Within the next few weeks we recieved a copy of the video of the evaluation and training they taped while they were here, along with an extensive summary of Patrick’s skill levels and recommendations. After recieving the letter listing Patrick’s current levels, we were crushed to read Patrick was still so drastically behind his peers. For the first time we felt so overwhelmed we cold not tackle this terrible diagnosis Patrick had recieved just less than 2 years earlier. We decided we could not give Patrick all the hours of ABA he needed on our own, so we decided to hire therapists to help us with the heavy work load of 40 hours of ABA a week. We were able to find a couple of college students as well as a friend that was up for the challenge. We then sat down with each of the individuals that would be working with Patrick and trained them in the principles of ABA, just like the Foundation had done with us. In the next coming months I emailed the therapists almost weekly with questions on how we were running the program. She quickly responded and explained that we needed to change the curriculum.

We have been running the program now for about eight months and Patrick has just about mastered the basic skills. He has learned over 172 tasks or skills and the best part is with review he retains the information. He attends a preschool for children with Autism, receives Sp/L, OT and PT and has between 35-40 hours per week of ABA. There are weeks where I think he is constantly in therapies, but then you walk in the door and see his amazing little smile and hear “hi” in his little angelic voice. This first time he said Mommy (only a few months ago) was like God had given us our child back, even if it was just for a moment. Now he can even tell you his baby sister’s name, Gracie, and he loves to say “I want Daddy” when he wants to horseplay with Dad on the floor. He frequently asks for items he desires and finally started to comment on things he sees or hears. ABA has helped every aspect of Patrick’s life including his biggest challenge, his lack of speech. He now has body awareness, can follow one-step instructions, participates in daily classroom routines and his focus and attention has dreastically improved. He even can tell you his name and how old he is, if you ask. His eye contact has improved and now when you speak to him, most of the times he will look up at you with those gorgeous blue eyes and listen to what you have to say.

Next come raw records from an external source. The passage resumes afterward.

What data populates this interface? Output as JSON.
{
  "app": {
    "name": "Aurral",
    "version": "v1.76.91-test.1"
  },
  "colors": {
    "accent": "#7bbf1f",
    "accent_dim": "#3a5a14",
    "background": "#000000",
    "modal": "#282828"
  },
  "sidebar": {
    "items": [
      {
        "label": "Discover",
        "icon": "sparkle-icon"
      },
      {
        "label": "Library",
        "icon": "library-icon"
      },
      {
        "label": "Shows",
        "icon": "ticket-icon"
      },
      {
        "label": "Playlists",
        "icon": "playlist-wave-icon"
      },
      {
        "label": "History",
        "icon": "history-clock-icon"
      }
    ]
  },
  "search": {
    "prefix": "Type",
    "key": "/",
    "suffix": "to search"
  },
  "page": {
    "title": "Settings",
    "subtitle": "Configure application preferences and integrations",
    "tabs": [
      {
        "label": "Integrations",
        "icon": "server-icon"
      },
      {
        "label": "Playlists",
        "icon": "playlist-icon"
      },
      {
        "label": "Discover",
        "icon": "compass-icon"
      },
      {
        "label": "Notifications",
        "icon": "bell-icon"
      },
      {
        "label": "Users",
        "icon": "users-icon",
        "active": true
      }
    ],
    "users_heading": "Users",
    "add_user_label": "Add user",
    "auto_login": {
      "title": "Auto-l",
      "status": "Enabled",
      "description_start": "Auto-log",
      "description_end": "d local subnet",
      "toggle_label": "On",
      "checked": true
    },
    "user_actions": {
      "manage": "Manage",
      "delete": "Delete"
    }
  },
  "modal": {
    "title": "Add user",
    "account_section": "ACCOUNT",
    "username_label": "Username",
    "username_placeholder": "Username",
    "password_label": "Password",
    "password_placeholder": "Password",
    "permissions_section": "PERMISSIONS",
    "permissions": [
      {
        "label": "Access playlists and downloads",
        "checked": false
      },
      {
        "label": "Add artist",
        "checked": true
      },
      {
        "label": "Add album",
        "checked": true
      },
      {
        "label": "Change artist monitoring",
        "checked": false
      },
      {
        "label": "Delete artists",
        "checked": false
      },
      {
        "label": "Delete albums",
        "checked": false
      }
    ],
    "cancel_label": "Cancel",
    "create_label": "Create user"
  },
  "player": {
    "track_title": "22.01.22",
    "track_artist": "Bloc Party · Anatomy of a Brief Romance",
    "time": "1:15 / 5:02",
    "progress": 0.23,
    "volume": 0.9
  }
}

i was at the grocery store a few weeks ago with Patrick and Gracie and it seems we always have someone come up to us and ask “how are you little boy?”. Recently, the cashier at our local grocery store asked Patrick how he was and he proudly looked her right in the eye and said “good”. It seems like a small step, but there were many days it seemed something Bob and I never thought we would hear.

Patrick still has many challenges on an everyday basis. His tantrums and stimming behaviors our constant and although he has made huge strides, he is still way behind his peers. We know ABA is a program we will be doing with Patrick for a number of years, but we also know that this is truly the key to making Patrick’s future brighter. Finally, everyday we watch Patrick learn so many skills each day. We are very lucky the people we have wroking with us are the most amazing individuals. It seems almost daily I have to change the program because he has mastered a new skill.

The Brent Woodall Foundation gave us the training and the skills to help our little boy. Without them, we would still be in that terrible place, where as a parent of an autistic child you feel in the dark and helpless. Thank you for giving us hope, training and guideance to help Patrick. Before long, he will thank you himself!